The stock market has been powering higher, with a few corrections scattered here and there, for the better part of a decade. Since bottoming out in early 2009, the S&P 500 index has gained nearly 270%, an epic run that has fattened brokerage accounts, 401(k)s, and IRAs of those invested in this bull market.
All bull markets eventually come to an end, and this one is no exception. Exactly when this end will come is unknown -- and unknowable -- but investors can be sure that stocks can't simply go up forever. What should you do with your money in an aging bull market? Three of our Foolish investors think investing in ExxonMobil (XOM -0.85%), Bed Bath & Beyond (BBBY -9.26%), and Las Vegas Sands (LVS 0.00%) are good options.
Pump this stock for profits
Dan Caplinger (ExxonMobil): The bull market in stocks has gone on for more than eight years now, and defensively minded investors want companies that can stand up to the next downturn in the market. ExxonMobil has shown in recent years that its share-price trajectory doesn't necessarily match up with that of the overall stock market, and the oil giant is working hard to take maximum advantage of tough conditions in the energy market to shore up its business and find new opportunities for growth.
ExxonMobil has a long track record of rewarding its shareholders with growing dividends, as annual increases have happened for 35 years in a row. Yet despite its mature business, ExxonMobil still has tricks up its sleeve to stay ahead of the pack. For instance, over the past couple of years, a surprise find off the coast of South America turned out to be far more lucrative than expected, and that exploration effort has continued to pay off for the energy giant, with more recent discoveries that have expanded the scope of reserves there.
A lot depends on what brings down the bull market, but ExxonMobil has the benefit of being more tied to oil prices than to the stock market at large. Indeed, if rising oil prices themselves cause the next recession, then it's entirely possible that ExxonMobil stock could gain ground, even as more consumer-driven companies suffer.
Search for extreme pessimism

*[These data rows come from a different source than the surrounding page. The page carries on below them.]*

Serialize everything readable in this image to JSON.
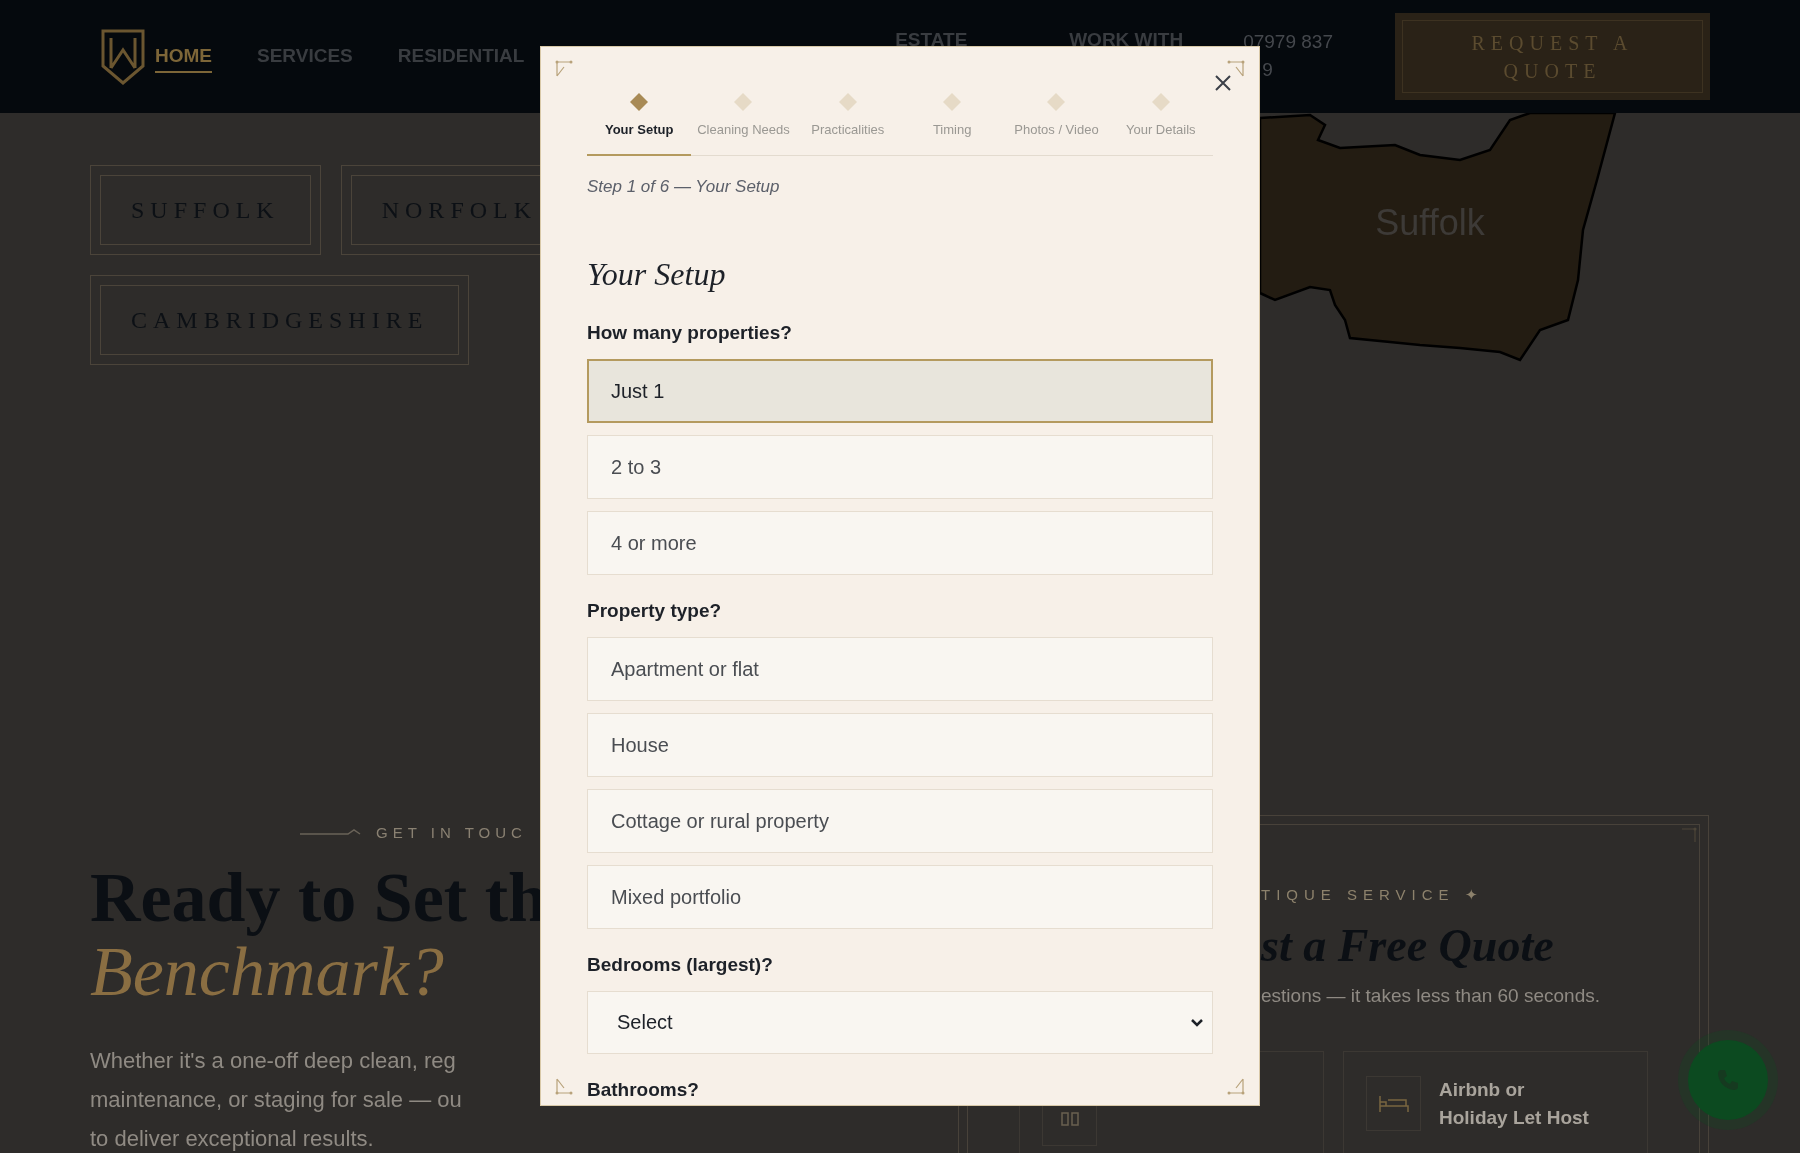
{
  "header": {
    "nav_left": [
      {
        "label": "HOME",
        "selected": true
      },
      {
        "label": "SERVICES",
        "selected": false
      },
      {
        "label": "RESIDENTIAL",
        "selected": false
      }
    ],
    "nav_right": [
      {
        "label": "ESTATE",
        "selected": false
      },
      {
        "label": "WORK WITH",
        "selected": false
      }
    ],
    "phone_lines": [
      "07979 837",
      "9"
    ],
    "cta": "REQUEST A QUOTE"
  },
  "regions": [
    {
      "label": "SUFFOLK"
    },
    {
      "label": "NORFOLK"
    },
    {
      "label": "CAMBRIDGESHIRE"
    }
  ],
  "map": {
    "label": "Suffolk"
  },
  "contact": {
    "eyebrow": "GET IN TOUC",
    "title": "Ready to Set th",
    "title_accent": "Benchmark?",
    "body_lines": [
      "Whether it's a one-off deep clean, reg",
      "maintenance, or staging for sale — ou",
      "to deliver exceptional results."
    ]
  },
  "quote_card": {
    "eyebrow": "TIQUE SERVICE ✦",
    "title": "st a Free Quote",
    "subtitle": "estions — it takes less than 60 seconds.",
    "option_cards": [
      {
        "icon_only": true
      },
      {
        "icon_only": false,
        "label_lines": [
          "Airbnb or",
          "Holiday Let Host"
        ]
      }
    ]
  },
  "modal": {
    "steps": [
      {
        "label": "Your Setup",
        "selected": true
      },
      {
        "label": "Cleaning Needs",
        "selected": false
      },
      {
        "label": "Practicalities",
        "selected": false
      },
      {
        "label": "Timing",
        "selected": false
      },
      {
        "label": "Photos / Video",
        "selected": false
      },
      {
        "label": "Your Details",
        "selected": false
      }
    ],
    "caption": "Step 1 of 6 — Your Setup",
    "title": "Your Setup",
    "questions": [
      {
        "kind": "choice",
        "label": "How many properties?",
        "options": [
          {
            "label": "Just 1",
            "selected": true
          },
          {
            "label": "2 to 3",
            "selected": false
          },
          {
            "label": "4 or more",
            "selected": false
          }
        ]
      },
      {
        "kind": "choice",
        "label": "Property type?",
        "options": [
          {
            "label": "Apartment or flat",
            "selected": false
          },
          {
            "label": "House",
            "selected": false
          },
          {
            "label": "Cottage or rural property",
            "selected": false
          },
          {
            "label": "Mixed portfolio",
            "selected": false
          }
        ]
      },
      {
        "kind": "select",
        "label": "Bedrooms (largest)?",
        "value": "Select"
      },
      {
        "kind": "select",
        "label": "Bathrooms?"
      }
    ]
  }
}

Tim Green (Bed Bath & Beyond): With the market punching out new all-time highs nearly every day, many stocks are trading at optimistic valuations. This bull market may continue for some time, and those valuations may get even more optimistic. But paying escalating prices to avoid missing out on potential gains is a dangerous course of action.
One reasonable strategy for this aging bull market: Buy a stock that already has overwhelming pessimism baked into the price. Bed Bath & Beyond, a struggling home goods retailer, is a great example. The company's profits have been contracting for years, as online retailers scoop up market share, and comparable sales have started to decline at a worrying rate. But with the stock trading for just seven times the average analyst estimate for fiscal 2018 earnings, there's a lot of upside if the company performs better than the market is expecting.
Investing in Bed Bath & Beyond comes with plenty of risk, too. The company has shown no sign that a turnaround in sales or profits will take place any time soon, and a recently announced realignment of store management could be a precursor to store closings. But if you don't want to pay dozens of times earnings for stocks that have soared over the past few years, a risky but potentially lucrative turnaround play like Bed Bath & Beyond could be the way to go.
The world's biggest gaming company
Travis Hoium (Las Vegas Sands): We're in the ninth year of a bull market, and investors looking for value in this aging bull market may have to look well beyond blue chip and well-known stocks. One company that I think is well set up for such a market -- and any potential pullback -- is Las Vegas Sands, the gaming company that dominates the Asia market.
Las Vegas Sands has spent most of the last decade building out a massive fleet of casinos in Macau and Singapore, where it has highly coveted gaming licenses. In Macau, the company has five major resorts, and four on the booming Cotai Strip. In Singapore, it has one of two casinos in the country. The result has been the tremendous growth in revenue and adjusted EBITDA, a measure of cash flow, that you see below.
What investors should like about Las Vegas Sands in 2017 isn't its potential for growth, as it is long past its expansion phase. Instead, they should like the cash flow consistently coming into the company and the relatively low debt load of $7.8 billion. Even as this bull market ages, Las Vegas Sands will continue to churn out cash to pay dividends or pay down debt. And if the bull market ends, it has an enviable position as Asia's biggest gaming company to fall back on. That's a great position for investors to be in.